INPUT:
============================================================
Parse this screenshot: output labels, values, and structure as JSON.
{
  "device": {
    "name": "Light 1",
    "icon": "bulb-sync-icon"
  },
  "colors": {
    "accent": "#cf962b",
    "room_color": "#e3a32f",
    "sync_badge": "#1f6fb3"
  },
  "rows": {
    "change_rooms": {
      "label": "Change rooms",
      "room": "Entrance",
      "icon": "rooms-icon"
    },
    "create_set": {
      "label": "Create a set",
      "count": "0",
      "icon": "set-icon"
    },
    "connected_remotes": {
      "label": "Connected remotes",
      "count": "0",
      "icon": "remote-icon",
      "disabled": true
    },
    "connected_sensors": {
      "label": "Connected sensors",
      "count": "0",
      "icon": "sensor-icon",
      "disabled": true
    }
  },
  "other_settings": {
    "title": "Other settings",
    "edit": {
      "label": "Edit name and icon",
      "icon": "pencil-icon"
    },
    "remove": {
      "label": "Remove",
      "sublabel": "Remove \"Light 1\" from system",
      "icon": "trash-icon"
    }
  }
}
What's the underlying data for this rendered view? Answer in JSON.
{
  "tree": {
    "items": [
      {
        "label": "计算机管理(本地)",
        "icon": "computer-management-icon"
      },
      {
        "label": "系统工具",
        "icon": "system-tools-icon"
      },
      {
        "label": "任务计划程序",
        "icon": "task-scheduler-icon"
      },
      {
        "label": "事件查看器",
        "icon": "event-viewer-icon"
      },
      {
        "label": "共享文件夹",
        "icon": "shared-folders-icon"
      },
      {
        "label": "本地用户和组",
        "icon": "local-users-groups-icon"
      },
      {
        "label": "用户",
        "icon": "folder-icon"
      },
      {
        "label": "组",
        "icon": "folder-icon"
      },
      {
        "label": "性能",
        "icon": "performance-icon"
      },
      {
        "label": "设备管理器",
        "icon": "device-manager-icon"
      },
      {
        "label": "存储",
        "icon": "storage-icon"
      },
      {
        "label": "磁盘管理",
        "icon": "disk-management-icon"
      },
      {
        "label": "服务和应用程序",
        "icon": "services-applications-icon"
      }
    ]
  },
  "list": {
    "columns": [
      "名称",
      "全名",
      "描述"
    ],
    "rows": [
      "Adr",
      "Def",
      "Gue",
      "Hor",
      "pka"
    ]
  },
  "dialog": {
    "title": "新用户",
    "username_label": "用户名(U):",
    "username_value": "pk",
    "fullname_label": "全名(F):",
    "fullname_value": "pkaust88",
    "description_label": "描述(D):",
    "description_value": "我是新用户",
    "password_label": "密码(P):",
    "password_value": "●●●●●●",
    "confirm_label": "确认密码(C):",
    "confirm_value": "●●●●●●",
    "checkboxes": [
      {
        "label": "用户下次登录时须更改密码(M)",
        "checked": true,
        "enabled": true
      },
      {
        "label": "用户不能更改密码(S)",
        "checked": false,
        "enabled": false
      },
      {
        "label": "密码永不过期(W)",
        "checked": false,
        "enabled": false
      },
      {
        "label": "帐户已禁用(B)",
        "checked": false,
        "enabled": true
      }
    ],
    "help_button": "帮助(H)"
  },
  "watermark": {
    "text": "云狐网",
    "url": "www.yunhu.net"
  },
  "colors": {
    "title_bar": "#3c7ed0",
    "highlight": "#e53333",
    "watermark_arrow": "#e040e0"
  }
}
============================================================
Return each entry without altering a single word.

TASK SOLUTION:
Parse this screenshot: output labels, values, and structure as JSON.
{
  "device": {
    "name": "Light 1",
    "icon": "bulb-sync-icon"
  },
  "colors": {
    "accent": "#cf962b",
    "room_color": "#e3a32f",
    "sync_badge": "#1f6fb3"
  },
  "rows": {
    "change_rooms": {
      "label": "Change rooms",
      "room": "Entrance",
      "icon": "rooms-icon"
    },
    "create_set": {
      "label": "Create a set",
      "count": "0",
      "icon": "set-icon"
    },
    "connected_remotes": {
      "label": "Connected remotes",
      "count": "0",
      "icon": "remote-icon",
      "disabled": true
    },
    "connected_sensors": {
      "label": "Connected sensors",
      "count": "0",
      "icon": "sensor-icon",
      "disabled": true
    }
  },
  "other_settings": {
    "title": "Other settings",
    "edit": {
      "label": "Edit name and icon",
      "icon": "pencil-icon"
    },
    "remove": {
      "label": "Remove",
      "sublabel": "Remove \"Light 1\" from system",
      "icon": "trash-icon"
    }
  }
}
What's the underlying data for this rendered view? Answer in JSON.
{
  "tree": {
    "items": [
      {
        "label": "计算机管理(本地)",
        "icon": "computer-management-icon"
      },
      {
        "label": "系统工具",
        "icon": "system-tools-icon"
      },
      {
        "label": "任务计划程序",
        "icon": "task-scheduler-icon"
      },
      {
        "label": "事件查看器",
        "icon": "event-viewer-icon"
      },
      {
        "label": "共享文件夹",
        "icon": "shared-folders-icon"
      },
      {
        "label": "本地用户和组",
        "icon": "local-users-groups-icon"
      },
      {
        "label": "用户",
        "icon": "folder-icon"
      },
      {
        "label": "组",
        "icon": "folder-icon"
      },
      {
        "label": "性能",
        "icon": "performance-icon"
      },
      {
        "label": "设备管理器",
        "icon": "device-manager-icon"
      },
      {
        "label": "存储",
        "icon": "storage-icon"
      },
      {
        "label": "磁盘管理",
        "icon": "disk-management-icon"
      },
      {
        "label": "服务和应用程序",
        "icon": "services-applications-icon"
      }
    ]
  },
  "list": {
    "columns": [
      "名称",
      "全名",
      "描述"
    ],
    "rows": [
      "Adr",
      "Def",
      "Gue",
      "Hor",
      "pka"
    ]
  },
  "dialog": {
    "title": "新用户",
    "username_label": "用户名(U):",
    "username_value": "pk",
    "fullname_label": "全名(F):",
    "fullname_value": "pkaust88",
    "description_label": "描述(D):",
    "description_value": "我是新用户",
    "password_label": "密码(P):",
    "password_value": "●●●●●●",
    "confirm_label": "确认密码(C):",
    "confirm_value": "●●●●●●",
    "checkboxes": [
      {
        "label": "用户下次登录时须更改密码(M)",
        "checked": true,
        "enabled": true
      },
      {
        "label": "用户不能更改密码(S)",
        "checked": false,
        "enabled": false
      },
      {
        "label": "密码永不过期(W)",
        "checked": false,
        "enabled": false
      },
      {
        "label": "帐户已禁用(B)",
        "checked": false,
        "enabled": true
      }
    ],
    "help_button": "帮助(H)"
  },
  "watermark": {
    "text": "云狐网",
    "url": "www.yunhu.net"
  },
  "colors": {
    "title_bar": "#3c7ed0",
    "highlight": "#e53333",
    "watermark_arrow": "#e040e0"
  }
}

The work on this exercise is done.